Private investment group Alchemy Partners yesterday confirmed widespread reports that it was considering making an offer for UK Coal.
Alchemy, the venture capitalist group headed by Jon Moulton, confirmed that it was involved in a takeover approach rejected by UK Coal last week.
It said investment fundholders that it advises were continuing to consider making an offer for the Doncasterbased group, and that it was inviting UK Coal's board to resume discussions.
Alchemy said in a statement: "There can be no certainty that any offer will be made and if made, there can be no certainty as to the terms of any such offer."
UK Coal, which owns seven deep mines in the UK including Daw Mill at Atherstone, said on June 8 that it had terminated talks with an unidentified party after two months.
It said the approach had been subject to pre-conditions and that "sufficient clarification" had not been received on a number of matters.
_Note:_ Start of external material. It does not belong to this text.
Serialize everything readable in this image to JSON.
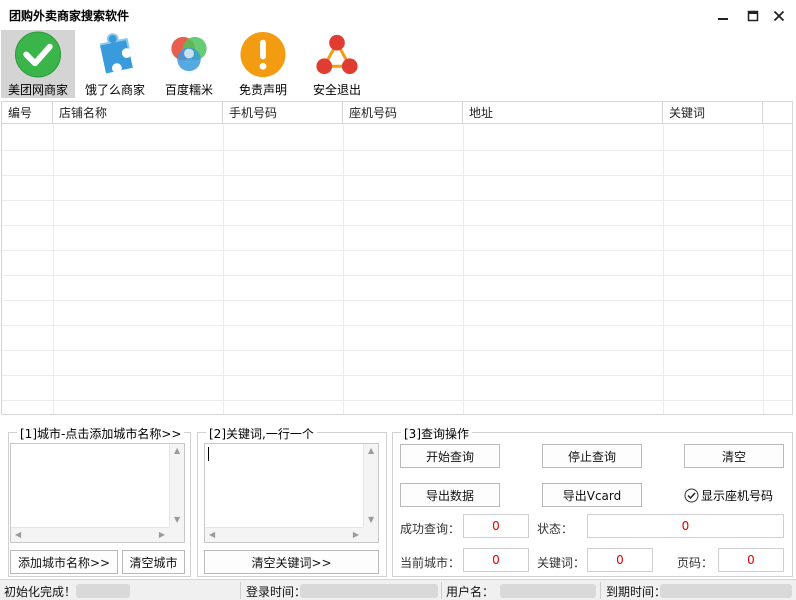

Alchemy said in its statement that it had requested a meeting with UK Coal's management to discuss the business plan for the mining operations, details of the pension fund and the latest independent valuation of the company's real estate assets. It said the company had declined the offer to meet.
It said fundholders advised by Alchemy would provide the equity financing of any new company necessary to make an offer for UK Coal. The other proposed equity funding suppliers were Morston Assets, the property management vehicle of Sir Tom Farmer and the Buccleuch Group.
It said the approach had been subject to a number of matters, including successful completion of a study of the firm's books.
UK Coal, formerly known as RJB Mining, acquired the former assets of British Coal when the coal industry was privatised.
The company's extensive property interests - valued at £174 million in 2002 - are likely to be one of the main reasons for the interest in a firm which in March unveiled losses of £51.6 million for its last financial year.
Chief executive Gerry Spindler is looking to lead the company back to profitability by 2006.